Want to keep learning?

This content is taken from the Shanghai International Studies University (SISU)'s online course, Intercultural Communication. Join the course to learn more.

Considering degrees of interculturalness

Cultures can at times be compared across scales. Consider what degree of shared culture you might have with others in intercultural interactions. To the degree we note differences between us, we might expect more potential for misunderstandings.

One of our institute’s invited colleagues Prof. Myron Lustig and his wife, Prof. Jolene Koester, have a very useful perspective on how best to apply intercultural communication concepts to everyday life. You can find this in their book Intercultural Competence: Interpersonal Communication across Cultures.

They note that Intercultural communication is considered different from other types of communication not because of its type, but by the degree of shared cultures between communicators. Most encounters occur somewhere between the two ends marked as “the most intercultural” and “the least intercultural”.

Depending on how you draw boundaries for cultural groups, whether by shared demographics or common beliefs and interests, each communication event can be marked on this “interculturalness” scale.
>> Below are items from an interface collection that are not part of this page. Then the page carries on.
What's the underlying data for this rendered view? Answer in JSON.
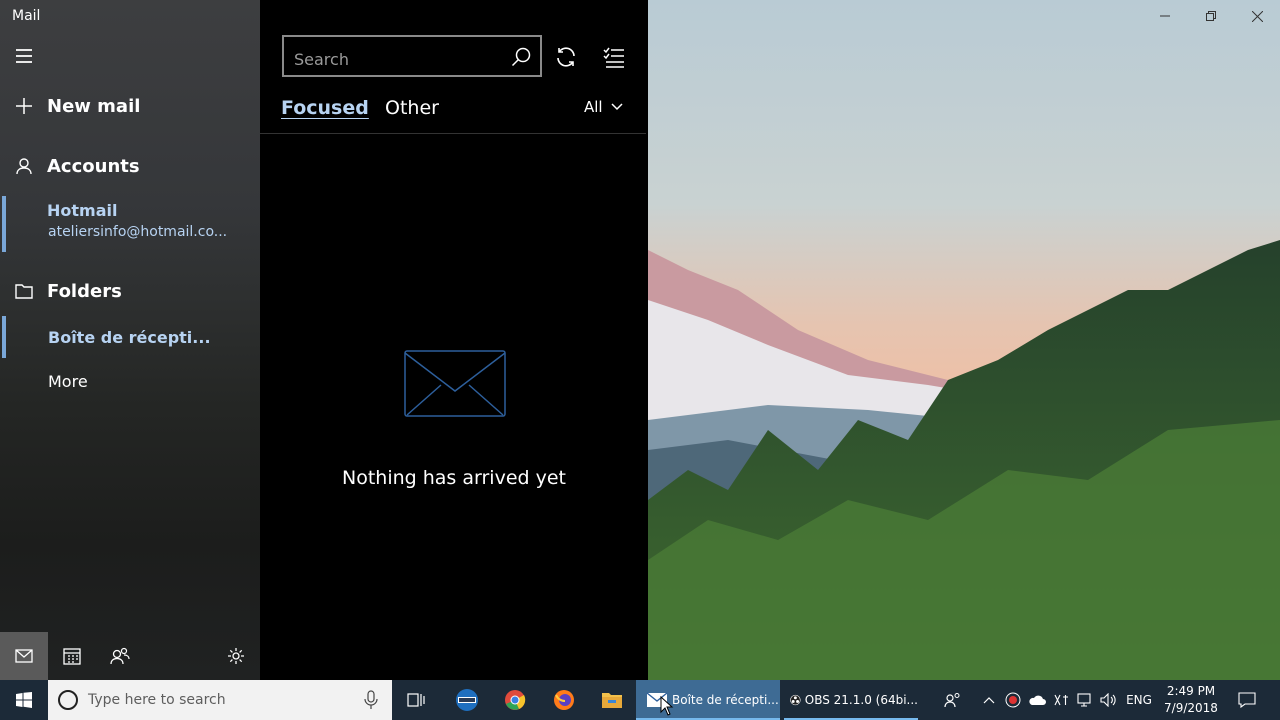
{
  "app": {
    "title": "Mail"
  },
  "sidebar": {
    "new_mail": "New mail",
    "accounts": "Accounts",
    "account": {
      "name": "Hotmail",
      "email": "ateliersinfo@hotmail.co..."
    },
    "folders": "Folders",
    "inbox": "Boîte de récepti...",
    "more": "More"
  },
  "list": {
    "search_placeholder": "Search",
    "tabs": {
      "focused": "Focused",
      "other": "Other"
    },
    "filter": "All",
    "empty_message": "Nothing has arrived yet"
  },
  "taskbar": {
    "search_placeholder": "Type here to search",
    "apps": {
      "mail": "Boîte de récepti...",
      "obs": "OBS 21.1.0 (64bi..."
    },
    "language": "ENG",
    "time": "2:49 PM",
    "date": "7/9/2018"
  },
  "colors": {
    "accent": "#b7d3f2",
    "selection_bar": "#7aa7d8",
    "taskbar": "#1c2a38",
    "taskbar_active": "#3e6b94"
  }
}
We recommend you try to map out your own personal scale – which cultural groups do you think are most like you or least like you on a continuum? How do you think these possible distances or differences might contribute to difficulties in intercultural communication?

Share this article:

This article is from the free online course:

Intercultural Communication

Shanghai International Studies University (SISU)